THE PROBLEM: Below are some entries; set them all down exactly.

TASK MATERIAL:
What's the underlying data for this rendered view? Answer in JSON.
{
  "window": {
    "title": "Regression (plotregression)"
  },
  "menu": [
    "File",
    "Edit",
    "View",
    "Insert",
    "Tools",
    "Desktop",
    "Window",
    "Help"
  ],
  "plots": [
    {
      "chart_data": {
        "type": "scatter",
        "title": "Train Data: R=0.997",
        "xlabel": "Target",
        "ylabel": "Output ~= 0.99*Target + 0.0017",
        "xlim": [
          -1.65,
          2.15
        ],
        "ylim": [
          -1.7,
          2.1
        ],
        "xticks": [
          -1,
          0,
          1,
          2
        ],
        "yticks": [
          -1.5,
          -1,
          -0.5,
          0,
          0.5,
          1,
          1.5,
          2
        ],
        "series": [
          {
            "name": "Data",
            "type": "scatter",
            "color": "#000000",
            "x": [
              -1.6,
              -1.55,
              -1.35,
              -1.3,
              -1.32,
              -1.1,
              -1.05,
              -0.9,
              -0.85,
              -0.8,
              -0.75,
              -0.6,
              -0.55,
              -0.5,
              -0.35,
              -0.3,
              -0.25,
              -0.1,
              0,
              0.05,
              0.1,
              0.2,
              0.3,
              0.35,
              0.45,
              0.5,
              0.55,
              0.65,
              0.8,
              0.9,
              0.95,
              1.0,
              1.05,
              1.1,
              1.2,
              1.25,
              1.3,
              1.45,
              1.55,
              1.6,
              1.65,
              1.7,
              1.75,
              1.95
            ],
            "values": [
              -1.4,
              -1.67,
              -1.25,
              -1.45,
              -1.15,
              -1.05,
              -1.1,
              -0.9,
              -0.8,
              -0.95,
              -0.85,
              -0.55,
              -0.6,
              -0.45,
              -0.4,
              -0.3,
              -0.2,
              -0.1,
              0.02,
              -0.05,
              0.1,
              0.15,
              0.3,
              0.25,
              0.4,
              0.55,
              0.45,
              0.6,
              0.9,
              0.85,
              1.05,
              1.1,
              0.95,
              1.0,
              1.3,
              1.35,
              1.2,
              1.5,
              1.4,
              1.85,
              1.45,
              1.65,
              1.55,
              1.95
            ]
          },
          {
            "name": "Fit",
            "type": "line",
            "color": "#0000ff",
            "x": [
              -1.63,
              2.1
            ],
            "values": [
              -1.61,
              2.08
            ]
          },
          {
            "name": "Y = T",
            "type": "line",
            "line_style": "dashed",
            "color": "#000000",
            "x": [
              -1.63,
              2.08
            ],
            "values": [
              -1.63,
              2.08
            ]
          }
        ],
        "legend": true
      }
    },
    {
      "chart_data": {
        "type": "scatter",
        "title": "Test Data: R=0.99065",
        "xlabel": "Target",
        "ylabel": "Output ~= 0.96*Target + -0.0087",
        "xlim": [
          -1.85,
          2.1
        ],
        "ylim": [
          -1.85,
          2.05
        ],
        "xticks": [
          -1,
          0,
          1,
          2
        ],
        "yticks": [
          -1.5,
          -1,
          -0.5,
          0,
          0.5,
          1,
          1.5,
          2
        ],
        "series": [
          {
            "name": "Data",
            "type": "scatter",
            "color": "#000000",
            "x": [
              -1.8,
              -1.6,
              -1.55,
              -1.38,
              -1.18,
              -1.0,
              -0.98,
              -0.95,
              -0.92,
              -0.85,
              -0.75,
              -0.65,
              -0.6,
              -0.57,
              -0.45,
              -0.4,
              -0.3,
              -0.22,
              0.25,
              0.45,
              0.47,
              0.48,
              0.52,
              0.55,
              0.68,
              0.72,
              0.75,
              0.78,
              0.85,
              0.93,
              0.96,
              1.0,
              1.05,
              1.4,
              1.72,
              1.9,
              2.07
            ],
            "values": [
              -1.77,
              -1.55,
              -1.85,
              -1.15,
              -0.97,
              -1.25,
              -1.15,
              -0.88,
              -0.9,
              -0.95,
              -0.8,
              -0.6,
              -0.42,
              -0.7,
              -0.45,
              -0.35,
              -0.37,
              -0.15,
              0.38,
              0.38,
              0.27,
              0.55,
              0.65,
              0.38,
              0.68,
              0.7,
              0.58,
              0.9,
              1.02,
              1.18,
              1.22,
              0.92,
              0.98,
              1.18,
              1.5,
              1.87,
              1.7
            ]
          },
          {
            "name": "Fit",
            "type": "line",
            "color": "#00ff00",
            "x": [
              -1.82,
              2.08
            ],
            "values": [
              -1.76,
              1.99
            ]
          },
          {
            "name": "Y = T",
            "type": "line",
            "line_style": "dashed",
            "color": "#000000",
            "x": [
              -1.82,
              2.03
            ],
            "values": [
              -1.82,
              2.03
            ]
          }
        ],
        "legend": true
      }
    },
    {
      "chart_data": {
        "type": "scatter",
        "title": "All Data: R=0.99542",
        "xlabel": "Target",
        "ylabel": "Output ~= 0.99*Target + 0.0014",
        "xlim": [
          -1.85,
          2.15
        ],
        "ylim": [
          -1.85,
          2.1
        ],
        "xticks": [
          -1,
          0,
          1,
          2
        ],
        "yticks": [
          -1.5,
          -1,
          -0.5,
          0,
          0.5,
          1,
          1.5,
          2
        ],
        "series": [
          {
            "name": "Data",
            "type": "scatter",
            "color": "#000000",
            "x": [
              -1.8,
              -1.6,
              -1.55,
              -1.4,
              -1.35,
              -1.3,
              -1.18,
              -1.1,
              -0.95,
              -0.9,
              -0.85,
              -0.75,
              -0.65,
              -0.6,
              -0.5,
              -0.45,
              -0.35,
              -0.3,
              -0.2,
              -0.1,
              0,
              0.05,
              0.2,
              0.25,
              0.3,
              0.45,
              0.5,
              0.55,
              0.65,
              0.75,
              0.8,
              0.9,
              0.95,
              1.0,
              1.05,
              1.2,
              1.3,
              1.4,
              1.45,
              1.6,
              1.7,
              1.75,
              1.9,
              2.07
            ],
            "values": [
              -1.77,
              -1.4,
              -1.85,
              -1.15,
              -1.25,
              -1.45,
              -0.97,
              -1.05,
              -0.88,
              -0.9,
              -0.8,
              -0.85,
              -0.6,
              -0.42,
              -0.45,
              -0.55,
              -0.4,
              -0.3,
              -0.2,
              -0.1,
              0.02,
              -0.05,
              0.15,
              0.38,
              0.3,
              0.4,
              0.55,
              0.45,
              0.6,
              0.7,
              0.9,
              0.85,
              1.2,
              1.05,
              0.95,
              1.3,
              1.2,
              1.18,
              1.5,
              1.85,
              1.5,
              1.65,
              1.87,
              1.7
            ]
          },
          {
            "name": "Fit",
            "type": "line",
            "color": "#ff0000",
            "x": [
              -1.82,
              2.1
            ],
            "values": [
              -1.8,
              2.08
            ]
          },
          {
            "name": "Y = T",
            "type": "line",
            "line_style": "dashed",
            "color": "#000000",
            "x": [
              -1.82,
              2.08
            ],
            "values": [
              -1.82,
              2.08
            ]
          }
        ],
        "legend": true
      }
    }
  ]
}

EXERCISE OUTPUT:
What's the underlying data for this rendered view? Answer in JSON.
{
  "window": {
    "title": "Regression (plotregression)"
  },
  "menu": [
    "File",
    "Edit",
    "View",
    "Insert",
    "Tools",
    "Desktop",
    "Window",
    "Help"
  ],
  "plots": [
    {
      "chart_data": {
        "type": "scatter",
        "title": "Train Data: R=0.997",
        "xlabel": "Target",
        "ylabel": "Output ~= 0.99*Target + 0.0017",
        "xlim": [
          -1.65,
          2.15
        ],
        "ylim": [
          -1.7,
          2.1
        ],
        "xticks": [
          -1,
          0,
          1,
          2
        ],
        "yticks": [
          -1.5,
          -1,
          -0.5,
          0,
          0.5,
          1,
          1.5,
          2
        ],
        "series": [
          {
            "name": "Data",
            "type": "scatter",
            "color": "#000000",
            "x": [
              -1.6,
              -1.55,
              -1.35,
              -1.3,
              -1.32,
              -1.1,
              -1.05,
              -0.9,
              -0.85,
              -0.8,
              -0.75,
              -0.6,
              -0.55,
              -0.5,
              -0.35,
              -0.3,
              -0.25,
              -0.1,
              0,
              0.05,
              0.1,
              0.2,
              0.3,
              0.35,
              0.45,
              0.5,
              0.55,
              0.65,
              0.8,
              0.9,
              0.95,
              1.0,
              1.05,
              1.1,
              1.2,
              1.25,
              1.3,
              1.45,
              1.55,
              1.6,
              1.65,
              1.7,
              1.75,
              1.95
            ],
            "values": [
              -1.4,
              -1.67,
              -1.25,
              -1.45,
              -1.15,
              -1.05,
              -1.1,
              -0.9,
              -0.8,
              -0.95,
              -0.85,
              -0.55,
              -0.6,
              -0.45,
              -0.4,
              -0.3,
              -0.2,
              -0.1,
              0.02,
              -0.05,
              0.1,
              0.15,
              0.3,
              0.25,
              0.4,
              0.55,
              0.45,
              0.6,
              0.9,
              0.85,
              1.05,
              1.1,
              0.95,
              1.0,
              1.3,
              1.35,
              1.2,
              1.5,
              1.4,
              1.85,
              1.45,
              1.65,
              1.55,
              1.95
            ]
          },
          {
            "name": "Fit",
            "type": "line",
            "color": "#0000ff",
            "x": [
              -1.63,
              2.1
            ],
            "values": [
              -1.61,
              2.08
            ]
          },
          {
            "name": "Y = T",
            "type": "line",
            "line_style": "dashed",
            "color": "#000000",
            "x": [
              -1.63,
              2.08
            ],
            "values": [
              -1.63,
              2.08
            ]
          }
        ],
        "legend": true
      }
    },
    {
      "chart_data": {
        "type": "scatter",
        "title": "Test Data: R=0.99065",
        "xlabel": "Target",
        "ylabel": "Output ~= 0.96*Target + -0.0087",
        "xlim": [
          -1.85,
          2.1
        ],
        "ylim": [
          -1.85,
          2.05
        ],
        "xticks": [
          -1,
          0,
          1,
          2
        ],
        "yticks": [
          -1.5,
          -1,
          -0.5,
          0,
          0.5,
          1,
          1.5,
          2
        ],
        "series": [
          {
            "name": "Data",
            "type": "scatter",
            "color": "#000000",
            "x": [
              -1.8,
              -1.6,
              -1.55,
              -1.38,
              -1.18,
              -1.0,
              -0.98,
              -0.95,
              -0.92,
              -0.85,
              -0.75,
              -0.65,
              -0.6,
              -0.57,
              -0.45,
              -0.4,
              -0.3,
              -0.22,
              0.25,
              0.45,
              0.47,
              0.48,
              0.52,
              0.55,
              0.68,
              0.72,
              0.75,
              0.78,
              0.85,
              0.93,
              0.96,
              1.0,
              1.05,
              1.4,
              1.72,
              1.9,
              2.07
            ],
            "values": [
              -1.77,
              -1.55,
              -1.85,
              -1.15,
              -0.97,
              -1.25,
              -1.15,
              -0.88,
              -0.9,
              -0.95,
              -0.8,
              -0.6,
              -0.42,
              -0.7,
              -0.45,
              -0.35,
              -0.37,
              -0.15,
              0.38,
              0.38,
              0.27,
              0.55,
              0.65,
              0.38,
              0.68,
              0.7,
              0.58,
              0.9,
              1.02,
              1.18,
              1.22,
              0.92,
              0.98,
              1.18,
              1.5,
              1.87,
              1.7
            ]
          },
          {
            "name": "Fit",
            "type": "line",
            "color": "#00ff00",
            "x": [
              -1.82,
              2.08
            ],
            "values": [
              -1.76,
              1.99
            ]
          },
          {
            "name": "Y = T",
            "type": "line",
            "line_style": "dashed",
            "color": "#000000",
            "x": [
              -1.82,
              2.03
            ],
            "values": [
              -1.82,
              2.03
            ]
          }
        ],
        "legend": true
      }
    },
    {
      "chart_data": {
        "type": "scatter",
        "title": "All Data: R=0.99542",
        "xlabel": "Target",
        "ylabel": "Output ~= 0.99*Target + 0.0014",
        "xlim": [
          -1.85,
          2.15
        ],
        "ylim": [
          -1.85,
          2.1
        ],
        "xticks": [
          -1,
          0,
          1,
          2
        ],
        "yticks": [
          -1.5,
          -1,
          -0.5,
          0,
          0.5,
          1,
          1.5,
          2
        ],
        "series": [
          {
            "name": "Data",
            "type": "scatter",
            "color": "#000000",
            "x": [
              -1.8,
              -1.6,
              -1.55,
              -1.4,
              -1.35,
              -1.3,
              -1.18,
              -1.1,
              -0.95,
              -0.9,
              -0.85,
              -0.75,
              -0.65,
              -0.6,
              -0.5,
              -0.45,
              -0.35,
              -0.3,
              -0.2,
              -0.1,
              0,
              0.05,
              0.2,
              0.25,
              0.3,
              0.45,
              0.5,
              0.55,
              0.65,
              0.75,
              0.8,
              0.9,
              0.95,
              1.0,
              1.05,
              1.2,
              1.3,
              1.4,
              1.45,
              1.6,
              1.7,
              1.75,
              1.9,
              2.07
            ],
            "values": [
              -1.77,
              -1.4,
              -1.85,
              -1.15,
              -1.25,
              -1.45,
              -0.97,
              -1.05,
              -0.88,
              -0.9,
              -0.8,
              -0.85,
              -0.6,
              -0.42,
              -0.45,
              -0.55,
              -0.4,
              -0.3,
              -0.2,
              -0.1,
              0.02,
              -0.05,
              0.15,
              0.38,
              0.3,
              0.4,
              0.55,
              0.45,
              0.6,
              0.7,
              0.9,
              0.85,
              1.2,
              1.05,
              0.95,
              1.3,
              1.2,
              1.18,
              1.5,
              1.85,
              1.5,
              1.65,
              1.87,
              1.7
            ]
          },
          {
            "name": "Fit",
            "type": "line",
            "color": "#ff0000",
            "x": [
              -1.82,
              2.1
            ],
            "values": [
              -1.8,
              2.08
            ]
          },
          {
            "name": "Y = T",
            "type": "line",
            "line_style": "dashed",
            "color": "#000000",
            "x": [
              -1.82,
              2.08
            ],
            "values": [
              -1.82,
              2.08
            ]
          }
        ],
        "legend": true
      }
    }
  ]
}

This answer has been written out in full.